Sunday 12 October 2014
The Volvo 300 Series is a rear wheel drive automobile sold as both a hatchback and (later) a conventional saloon from 1976 to 1991. It was launched in the Netherlands shortly after Volvo acquired a major stake in the passenger car division of DAF in 1973. The series consisted of the Volvo 340 (initially badged as the 343/345) and the later Volvo 360.
The 300 series was unusual in having the gearbox mounted over the rear axle (which was of the De Dion tube type), with the 2 liter models having the driveshaft enclosed in a "torque tube". The rear-mounted gearbox helped with weight distribution but resulted in an unusually large transmission tunnel, especially by comparison with then-contemporary front wheel drive competitors such as the Mk. III Ford Escort and the Opel Kadett E/Mk. II Vauxhall Astra.
Overall, the 300 series was considered heavy and unrewarding to drive but reliable and safe by the standards of its day. However, early 360GLT versions were well regarded by more enthusiastic drivers, with the unusual gearbox location ensuring good weight distribution and unusually good balance and traction.
The Volvo 343 was introduced in 1975. DAF had already begun development of this car as a replacement for the Volvo (previously DAF) 66. It was fitted with a 1.4 litre Renault engine in the front and DAF's radical Variomatic continuously variable transmission unusually mounted in the rear, helping weight distribution. To add to the appeal of the car, Volvo adapted the M45 manual transmission from the 200 series to fit in place of the CVT, and was sold alongside the CVT models from 1979. A five-door model, the 345, was added in 1980. In around 1980 also larger wrap around bumpers were introduced. 1981 saw the addition of an additional engine option, the Volvo designed B19, only available with the manual transmission. A revised bonnet, grille and front lamp arrangement and slightly different wings signalled a facelift in 1981, which also gave the car a new dashboard and revised interior.
It was one of the first hatchbacks of this size to be produced in Europe, following the trend set by the original Volkswagen Golf in 1974.

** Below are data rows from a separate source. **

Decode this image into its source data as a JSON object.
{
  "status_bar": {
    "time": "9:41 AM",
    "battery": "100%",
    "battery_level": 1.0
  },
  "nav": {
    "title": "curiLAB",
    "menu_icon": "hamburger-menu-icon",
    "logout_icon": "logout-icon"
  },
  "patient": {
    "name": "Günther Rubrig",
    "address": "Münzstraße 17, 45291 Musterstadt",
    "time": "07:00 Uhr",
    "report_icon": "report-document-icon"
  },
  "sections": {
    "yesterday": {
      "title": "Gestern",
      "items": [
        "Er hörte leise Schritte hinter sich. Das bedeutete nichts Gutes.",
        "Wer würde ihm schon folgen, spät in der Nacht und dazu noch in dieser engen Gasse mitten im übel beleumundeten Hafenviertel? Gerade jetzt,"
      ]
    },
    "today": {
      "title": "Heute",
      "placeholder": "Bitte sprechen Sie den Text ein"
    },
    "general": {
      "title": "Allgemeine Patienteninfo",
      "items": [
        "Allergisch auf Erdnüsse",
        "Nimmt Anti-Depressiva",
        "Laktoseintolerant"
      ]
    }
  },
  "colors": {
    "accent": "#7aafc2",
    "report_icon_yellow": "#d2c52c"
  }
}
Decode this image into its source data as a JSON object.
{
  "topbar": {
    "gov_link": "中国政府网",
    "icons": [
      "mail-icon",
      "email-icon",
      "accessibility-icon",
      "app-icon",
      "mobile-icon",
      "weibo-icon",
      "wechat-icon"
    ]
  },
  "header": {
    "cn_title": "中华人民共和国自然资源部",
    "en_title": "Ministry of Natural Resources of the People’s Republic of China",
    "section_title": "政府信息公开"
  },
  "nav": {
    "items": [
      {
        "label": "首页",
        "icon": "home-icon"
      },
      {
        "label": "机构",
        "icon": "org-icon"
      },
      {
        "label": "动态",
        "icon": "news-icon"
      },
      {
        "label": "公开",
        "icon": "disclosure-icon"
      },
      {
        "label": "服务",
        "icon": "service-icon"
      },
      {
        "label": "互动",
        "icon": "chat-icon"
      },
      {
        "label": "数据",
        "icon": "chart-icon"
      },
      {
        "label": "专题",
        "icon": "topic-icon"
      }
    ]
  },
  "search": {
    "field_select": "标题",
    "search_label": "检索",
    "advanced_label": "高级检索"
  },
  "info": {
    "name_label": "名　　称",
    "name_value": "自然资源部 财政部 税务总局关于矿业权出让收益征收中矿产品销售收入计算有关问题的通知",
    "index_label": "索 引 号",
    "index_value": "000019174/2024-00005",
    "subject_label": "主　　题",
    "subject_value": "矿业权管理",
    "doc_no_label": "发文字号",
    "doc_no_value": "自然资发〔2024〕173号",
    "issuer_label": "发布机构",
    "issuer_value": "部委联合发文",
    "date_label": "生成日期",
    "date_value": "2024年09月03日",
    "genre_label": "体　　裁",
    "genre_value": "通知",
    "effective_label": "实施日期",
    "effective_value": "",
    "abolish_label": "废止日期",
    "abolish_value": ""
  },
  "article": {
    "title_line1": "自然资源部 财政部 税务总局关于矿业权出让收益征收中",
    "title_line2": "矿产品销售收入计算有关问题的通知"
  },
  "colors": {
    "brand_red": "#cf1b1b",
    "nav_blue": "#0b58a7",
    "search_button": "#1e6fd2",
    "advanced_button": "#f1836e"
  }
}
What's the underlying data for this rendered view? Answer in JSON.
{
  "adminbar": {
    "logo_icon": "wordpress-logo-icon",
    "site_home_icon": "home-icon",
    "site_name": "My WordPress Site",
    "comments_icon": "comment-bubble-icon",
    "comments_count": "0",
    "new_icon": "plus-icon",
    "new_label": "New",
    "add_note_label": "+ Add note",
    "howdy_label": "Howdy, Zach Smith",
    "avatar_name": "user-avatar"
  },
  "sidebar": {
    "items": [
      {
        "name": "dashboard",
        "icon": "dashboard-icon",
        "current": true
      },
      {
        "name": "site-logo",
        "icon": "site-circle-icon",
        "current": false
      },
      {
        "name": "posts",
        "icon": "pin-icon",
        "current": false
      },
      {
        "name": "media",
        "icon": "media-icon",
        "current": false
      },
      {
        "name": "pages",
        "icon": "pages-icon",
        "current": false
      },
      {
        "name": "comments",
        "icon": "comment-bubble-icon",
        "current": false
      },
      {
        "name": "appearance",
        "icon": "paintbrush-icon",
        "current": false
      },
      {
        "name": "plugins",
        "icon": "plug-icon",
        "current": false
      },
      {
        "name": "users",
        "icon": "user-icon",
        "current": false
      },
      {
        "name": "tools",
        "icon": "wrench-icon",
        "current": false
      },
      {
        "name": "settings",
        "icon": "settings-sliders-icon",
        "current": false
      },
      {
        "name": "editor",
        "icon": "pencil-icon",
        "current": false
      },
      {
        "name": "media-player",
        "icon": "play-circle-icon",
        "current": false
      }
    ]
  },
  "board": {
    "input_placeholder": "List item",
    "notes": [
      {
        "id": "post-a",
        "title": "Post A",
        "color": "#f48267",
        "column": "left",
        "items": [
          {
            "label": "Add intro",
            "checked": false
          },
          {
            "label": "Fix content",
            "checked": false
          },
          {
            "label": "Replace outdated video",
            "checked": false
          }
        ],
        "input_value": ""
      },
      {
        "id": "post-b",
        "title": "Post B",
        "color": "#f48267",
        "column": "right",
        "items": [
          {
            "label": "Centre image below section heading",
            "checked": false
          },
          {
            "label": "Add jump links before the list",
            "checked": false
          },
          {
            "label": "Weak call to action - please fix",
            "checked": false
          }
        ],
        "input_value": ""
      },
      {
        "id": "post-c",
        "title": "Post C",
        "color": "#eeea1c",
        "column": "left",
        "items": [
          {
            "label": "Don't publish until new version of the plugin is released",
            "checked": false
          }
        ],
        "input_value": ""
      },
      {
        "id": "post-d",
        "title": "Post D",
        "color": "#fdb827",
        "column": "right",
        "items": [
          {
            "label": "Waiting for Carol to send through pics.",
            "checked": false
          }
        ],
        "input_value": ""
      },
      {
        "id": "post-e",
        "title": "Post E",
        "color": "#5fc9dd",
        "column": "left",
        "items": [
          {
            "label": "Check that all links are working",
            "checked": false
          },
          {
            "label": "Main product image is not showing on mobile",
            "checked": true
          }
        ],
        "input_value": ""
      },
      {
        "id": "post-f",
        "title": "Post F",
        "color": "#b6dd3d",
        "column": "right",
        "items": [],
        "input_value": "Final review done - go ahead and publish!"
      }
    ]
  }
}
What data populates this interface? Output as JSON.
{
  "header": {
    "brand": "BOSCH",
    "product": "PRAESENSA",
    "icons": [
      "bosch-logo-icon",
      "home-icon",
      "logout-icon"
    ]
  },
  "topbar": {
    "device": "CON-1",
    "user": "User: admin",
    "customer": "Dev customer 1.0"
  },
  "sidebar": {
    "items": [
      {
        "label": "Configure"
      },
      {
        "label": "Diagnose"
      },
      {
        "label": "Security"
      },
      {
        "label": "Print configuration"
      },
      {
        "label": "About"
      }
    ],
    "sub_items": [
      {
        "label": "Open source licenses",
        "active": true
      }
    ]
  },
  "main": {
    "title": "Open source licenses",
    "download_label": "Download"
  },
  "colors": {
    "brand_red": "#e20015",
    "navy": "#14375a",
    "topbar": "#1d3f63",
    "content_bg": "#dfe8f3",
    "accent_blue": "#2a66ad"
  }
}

The third digit designating the number of doors was dropped from model designations in 1983. The 360 arrived that year with two 2.0 litre engine choices, the 92 bhp (69 kW) B19A and the 115 bhp (86 kW) B19E, also from Volvo. This 2-litre 360 model was available in five-door and three-door hatchback form, with four-door saloon models added in 1984.
In around 1985 a further facelift was introduced. Amongst other small changes, (optionally body coloured) wrap-around bumpers with the indicator repeaters attached to them were fitted. Instrumentation changed from Smiths units to VDO. The older Volvo redblock engines in the 360 were upgraded to the low friction B200 unit. Capacities and outputs remained much the same. The carburettor version was designated B200K and the Bosch LE-Jet fuel injected version is known as the B200E.
From 1987 on, incremental improvements in features and emissions control were made. Production of the 300 series ended in 1991, despite the fact it was supposedly replaced by the Volvo 440 in 1987.
A famous advertisement for the 300 series in the late 1980s saw a crash test dummy "come alive", and drive a 340 out of a second floor factory window, nose-diving into the concrete ground.
The last ever car of the Volvo 300 series (a white Volvo 340) rolled off the production line on 13 March 1991, three years after the launch of the 400 Series model which was designed as its replacement.
- engine: 4 cylinders
- capacity: 1470 cc
- horsepower: 65 HP
- gearbox: 5+1
- top speed: 150 km/h